Or, we can say... Optical character recognition (OCR) translates images of text, such as scanned documents, into actual text characters. Also known as text recognition, OCR makes it possible to edit and reuse the text that is normally locked inside scanned images. OCR works using a form of artificial intelligence known as pattern recognition, to identify individual text characters on a page, including punctuation marks, spaces, and ends of lines.

Need:

What should you do if you want to convert scanned paper, books and documents into electronic files like Word document, PDF, or text? You need Optical character recognition, usually abbreviated to OCR, which can translate scanned images of handwritten, typewritten or printed text into machine-encoded text.

OCR technology makes it possible to search for a word or phrase in an image, scanned PDF or other un-editable file. Once you extract text from image, you can store it more compactly, send it to Google to translate text, put text into text-to-speech techniques, or publish the content on your blog or website.

How It Works:

Optical Character Recognition (OCR) extracts text and layout information from document images. With the help of Microsoft Office Document Imaging Library (MODI), which is contained in the Office 2007 package, you can easily integrate OCR functionality into your own applications. In combination with the MODI Document Viewer control, you will have complete OCR support with only a few lines of code.

Office 2007 and Vista, both support MODI. It's not installed by default, but you can easily add the package via installing options of your Office 2007. You just need to rerun the setup.exe (of your Office installation) again and choose the package.
OCR is only one step in document processing. To get a more qualified access to your paper based document information, usually a couple steps and techniques are required:
Scanning
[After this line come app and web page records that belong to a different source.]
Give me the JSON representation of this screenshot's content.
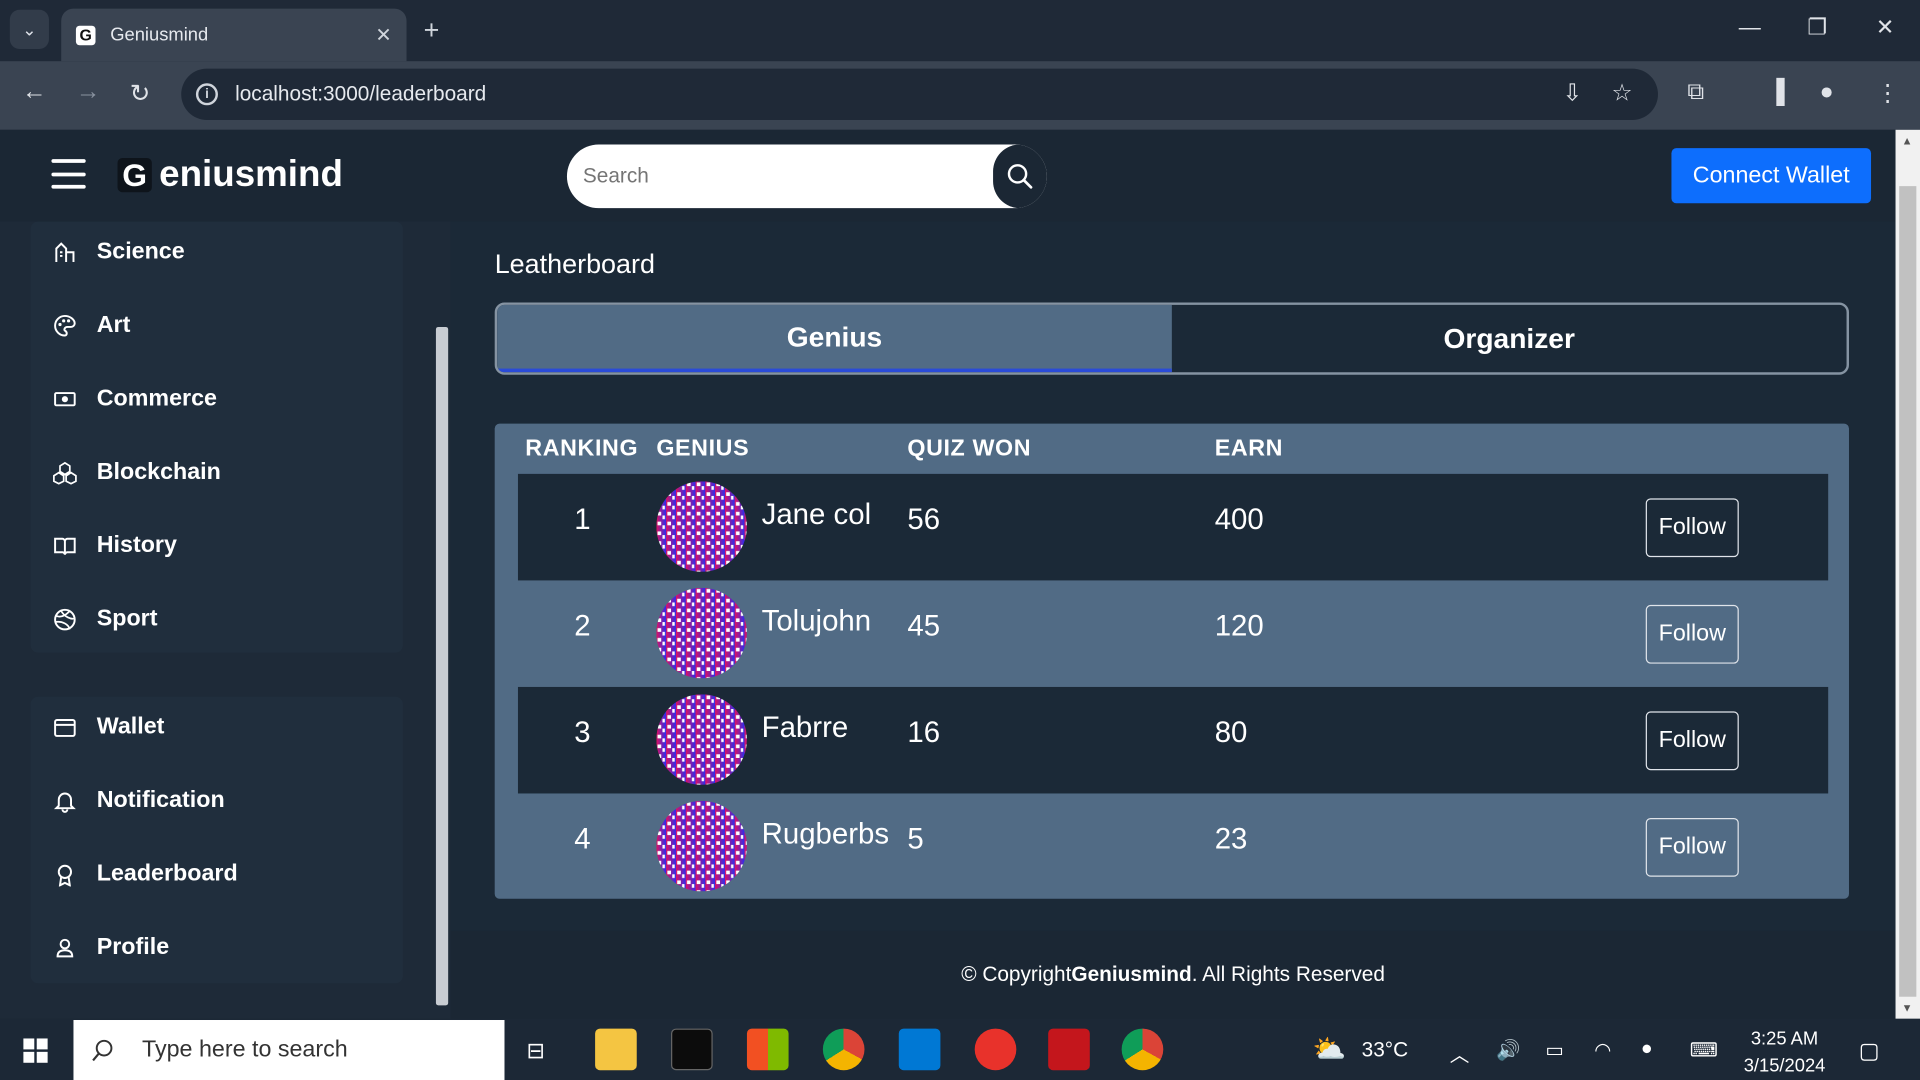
{
  "browser": {
    "tab_title": "Geniusmind",
    "url": "localhost:3000/leaderboard",
    "favicon_letter": "G"
  },
  "header": {
    "logo_letter": "G",
    "logo_text": "eniusmind",
    "search_placeholder": "Search",
    "connect_label": "Connect Wallet"
  },
  "sidebar": {
    "categories": [
      {
        "label": "Science",
        "icon": "science-icon"
      },
      {
        "label": "Art",
        "icon": "palette-icon"
      },
      {
        "label": "Commerce",
        "icon": "cash-icon"
      },
      {
        "label": "Blockchain",
        "icon": "blockchain-icon"
      },
      {
        "label": "History",
        "icon": "book-icon"
      },
      {
        "label": "Sport",
        "icon": "ball-icon"
      }
    ],
    "account": [
      {
        "label": "Wallet",
        "icon": "wallet-icon"
      },
      {
        "label": "Notification",
        "icon": "bell-icon"
      },
      {
        "label": "Leaderboard",
        "icon": "award-icon"
      },
      {
        "label": "Profile",
        "icon": "person-icon"
      }
    ]
  },
  "main": {
    "title": "Leatherboard",
    "tabs": [
      {
        "label": "Genius",
        "active": true
      },
      {
        "label": "Organizer",
        "active": false
      }
    ],
    "columns": [
      "RANKING",
      "GENIUS",
      "QUIZ WON",
      "EARN"
    ],
    "rows": [
      {
        "rank": "1",
        "name": "Jane col",
        "quiz_won": "56",
        "earn": "400",
        "action": "Follow"
      },
      {
        "rank": "2",
        "name": "Tolujohn",
        "quiz_won": "45",
        "earn": "120",
        "action": "Follow"
      },
      {
        "rank": "3",
        "name": "Fabrre",
        "quiz_won": "16",
        "earn": "80",
        "action": "Follow"
      },
      {
        "rank": "4",
        "name": "Rugberbs",
        "quiz_won": "5",
        "earn": "23",
        "action": "Follow"
      }
    ]
  },
  "footer": {
    "prefix": "© Copyright ",
    "brand": "Geniusmind",
    "suffix": ". All Rights Reserved"
  },
  "taskbar": {
    "search_placeholder": "Type here to search",
    "temperature": "33°C",
    "time": "3:25 AM",
    "date": "3/15/2024"
  },
  "colors": {
    "accent": "#0d6efd",
    "panel": "#516b85",
    "background": "#1b2937"
  }
}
Before documents are available as images, they have to be digitized. This process is called 'scanning.' There are two important standards used for interacting with the scanning hardware: TWAIN and WIA.

Although the scanning devices are getting better, a couple of methods can be used to increase the image quality. These pre-processing functions include noise reduction and angle correction, for instance.
OCR Itself

As a next step, OCR itself interprets pixel-based images to layout and text elements. OCR can be called the 'highest' bottom up technology, where the system has no or only little knowledge about the business context. Recognizing hand written documents is often called ICR (intelligent Character Recognition).
Document Classification

In most business cases, you have certain target structures you want to fill with the document information. That is called 'Document Classification and Detail Extraction.' For instance, you might want to process invoices, or you have certain table structures to fill. In Document Processing Part II, you can see how this kind of content knowledge can be used.

First of all, you need to add the library's reference to your project:
Microsoft Office Document Imaging 11.0 Type Library (located in MDIVWCTL.DLL). Supported image formats are TIFF, multi-page TIFF, and BMP.

Create a Document Instance and Assign an Image File
       _MODIDocument = new MODI.Document();
       _MODIDocument.Create(filename);


The OCR process is started by the MODIDocument.OCR method.
With theDocument.OCR call, all the contained pages of the document are processed. You can also call the OCR method for each page separately, by calling the MODIImage.OCR method in the very same way. As you can see, the OCR method has three parameters:
  • Language
  • AutoRotation
  • StraightenImages
Working on the result structure is pretty straightforward. If you just want to use the full text, you simply need the image's Layout.Text property.

Podcast

Michael Patterson sat down with the CEO of Boston Byte, Mustapha Shaikh to discuss the significance and rapid digitization of the healthcar...